Stop 29. Ancient Western Asian Seals and Tablets



Sidney Babcock, Jeannette and Jonathan Rosen Curator of Ancient Western Asian Seals and Tablets
Pierpont Morgan’s collecting interests were broad, and the North Room display highlights his particular interest in cylinder seals from ancient western Asia. These are from the civilizations of

Mesopotamia, now modern-day Iraq. The earliest examples are more than five thousand years old.

Ancient Mesopotamian seals are among the first known objects to use pictorial symbols to communicate ideas. Many of the images represent human qualities and other concepts in the religious and poetic literature of ancient western Asia, including the Judeo-Christian Old Testament. Seals were engraved with scenes that appear in relief when rolled over clay. The impressed clay dried and hardened into a seal for doors, jars, boxes, and baskets. Their principal function in later times was to impress clay tablets on which records were inscribed in order to authenticate a document. Worn by their owners, seals offered protection and brought good luck.

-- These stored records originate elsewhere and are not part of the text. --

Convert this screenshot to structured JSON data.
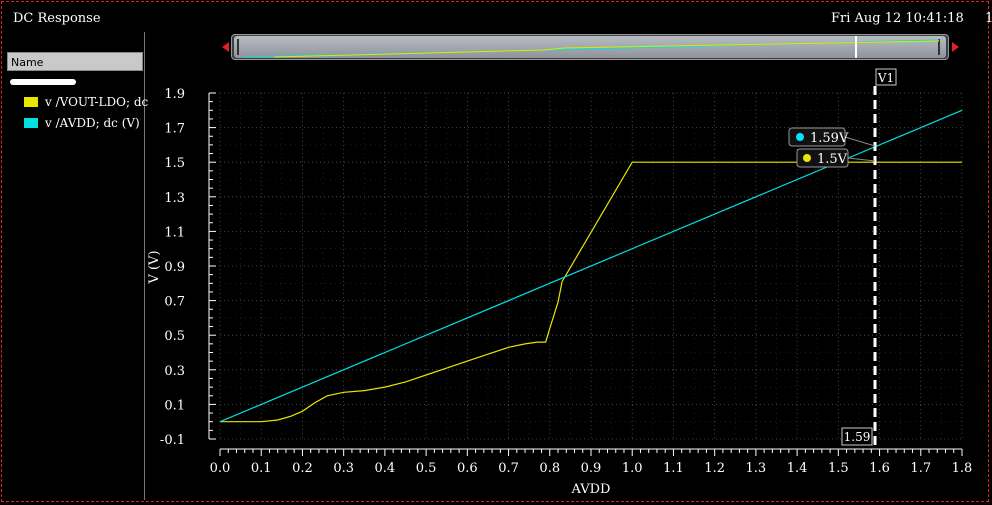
{
  "window": {
    "title": "DC Response",
    "datetime": "Fri Aug 12 10:41:18",
    "page_num": "1"
  },
  "legend": {
    "header": "Name",
    "items": [
      {
        "label": "v /VOUT-LDO; dc",
        "color": "#e6e600"
      },
      {
        "label": "v /AVDD; dc (V)",
        "color": "#00e0e0"
      }
    ]
  },
  "cursor": {
    "name": "V1",
    "x_value": "1.59",
    "markers": [
      {
        "label": "1.59V",
        "color": "#00e5ff"
      },
      {
        "label": "1.5V",
        "color": "#e6e600"
      }
    ]
  },
  "chart_data": {
    "type": "line",
    "xlabel": "AVDD",
    "ylabel": "V (V)",
    "xlim": [
      0.0,
      1.8
    ],
    "ylim": [
      -0.1,
      1.9
    ],
    "x_ticks": [
      "0.0",
      "0.1",
      "0.2",
      "0.3",
      "0.4",
      "0.5",
      "0.6",
      "0.7",
      "0.8",
      "0.9",
      "1.0",
      "1.1",
      "1.2",
      "1.3",
      "1.4",
      "1.5",
      "1.6",
      "1.7",
      "1.8"
    ],
    "y_ticks": [
      "1.9",
      "1.7",
      "1.5",
      "1.3",
      "1.1",
      "0.9",
      "0.7",
      "0.5",
      "0.3",
      "0.1",
      "-0.1"
    ],
    "grid": true,
    "series": [
      {
        "name": "v /VOUT-LDO; dc",
        "color": "#e6e600",
        "x": [
          0.0,
          0.05,
          0.1,
          0.14,
          0.17,
          0.2,
          0.23,
          0.26,
          0.3,
          0.35,
          0.4,
          0.45,
          0.5,
          0.55,
          0.6,
          0.65,
          0.7,
          0.74,
          0.77,
          0.79,
          0.8,
          0.82,
          0.83,
          1.0,
          1.2,
          1.4,
          1.6,
          1.8
        ],
        "y": [
          0.0,
          0.0,
          0.0,
          0.01,
          0.03,
          0.06,
          0.11,
          0.15,
          0.17,
          0.18,
          0.2,
          0.23,
          0.27,
          0.31,
          0.35,
          0.39,
          0.43,
          0.45,
          0.46,
          0.46,
          0.54,
          0.69,
          0.81,
          1.5,
          1.5,
          1.5,
          1.5,
          1.5
        ]
      },
      {
        "name": "v /AVDD; dc (V)",
        "color": "#00e0e0",
        "x": [
          0.0,
          1.8
        ],
        "y": [
          0.0,
          1.8
        ]
      }
    ]
  }
}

A selection of seals from the Morgan’s collection are shown with modern impressions replacing the clay used in antiquity. Below each impression is a photographic enlargement that clarifies the detail and beauty of the carving. Despite being among the smallest objects produced by sculptors, seals feature imagery that enables us today to enter the visual world of the ancients.